perspective is helping athletes improve their ability to quickly
change direction and change the position of their feet as well as
their hands, says Haft. This agility training is what makes jump roping popular
with grapplers, tennis players, and basketball players.
Improved proprioception (your own awareness of your body’s movement and position)
is key for engaging in everyday life, playing sports, and most importantly, avoiding
injury, says Haft. To jump rope successfully you must know where your feet are in
relation to the rope, and if the rope is turning at 180 revolutions per
minute or faster there’s no time to waste as far as fine tuning your
foot, hand, and body position.
Improved bone density
According to the CDC nearly 19% of women aged 50 or over have osteoporosis of the femur, neck, or lumbar spine, and many more women and men have osteopenia. Research done at Brigham Young University found
that jumping 10 to 20 times a day with 30 second breaks between jumps
significantly improved hip bone mass density in women ages 25 to
50 after 16 weeks. And perhaps more significantly, there was a
correlation between the amount of exercise performed and the increase
in bone density. Although the study didn’t look at jump roping
specifically, it’s not a stretch to believe that jumping rope will
lead to increased bone density.
Improved body composition
Research says that an adult who weighs 150
pounds will burn roughly 12 calories per minute performing the basic
bounce at a relatively comfortable pace of 125 revolutions per minute.
Jumping at a faster pace, using a weighted rope, or performing a more
challenging step —such as the double under — also has the potential to increase caloric
expenditure. Depending on volume and intensity, jump
roping can play a major role in your cardio routine.
Who Is Jumping Rope Good For?
Haft has personally seen jumping rope benefit a wide range of people, from children as
young as five to adults as old as 85. The benefits listed above apply to just about everyone. For seniors specifically, jump roping can help
improve balance (even if they only spin the rope to the side and don’t
jump over it), bone density, strength, coordination, and
cardiovascular fitness. Haft notes that
those with orthopedic challenges should be cautious and check with a physician before jumping rope.
Any Risks When It Comes to Jumping Rope?
As with starting any new fitness activity, you should know that it’s safe for
you before you begin. If you have orthopedic issues or other health challenges, check with your physician before
jumping. You’ll want to make sure you have a supportive pair of well-fitting sneakers, as well a good flat surface to jump on, preferably
one that has a little give to it, like a wooden basketball court or a
rubberized track, says Haft. And lastly, of course, you’ll need a jump rope!
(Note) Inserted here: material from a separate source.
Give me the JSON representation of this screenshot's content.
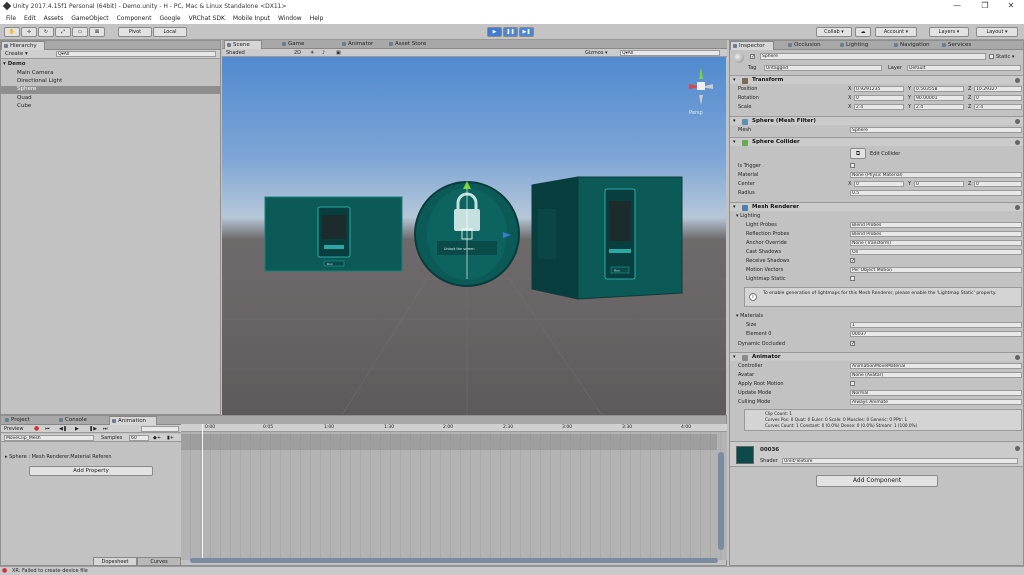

If you don’t already have one, you can shop POPSUGAR’s fitness line, including our Premium Cable Jump Rope ($13).
For beginners, Haft recommends a rope that’s not too light (avoid cable ropes for now) and
can be adjusted to their height. His last recommendation is to start slowly and
progress slowly, in terms of how much you’re jumping each day, to give your body time
to adapt to the stress of the impact from jumping.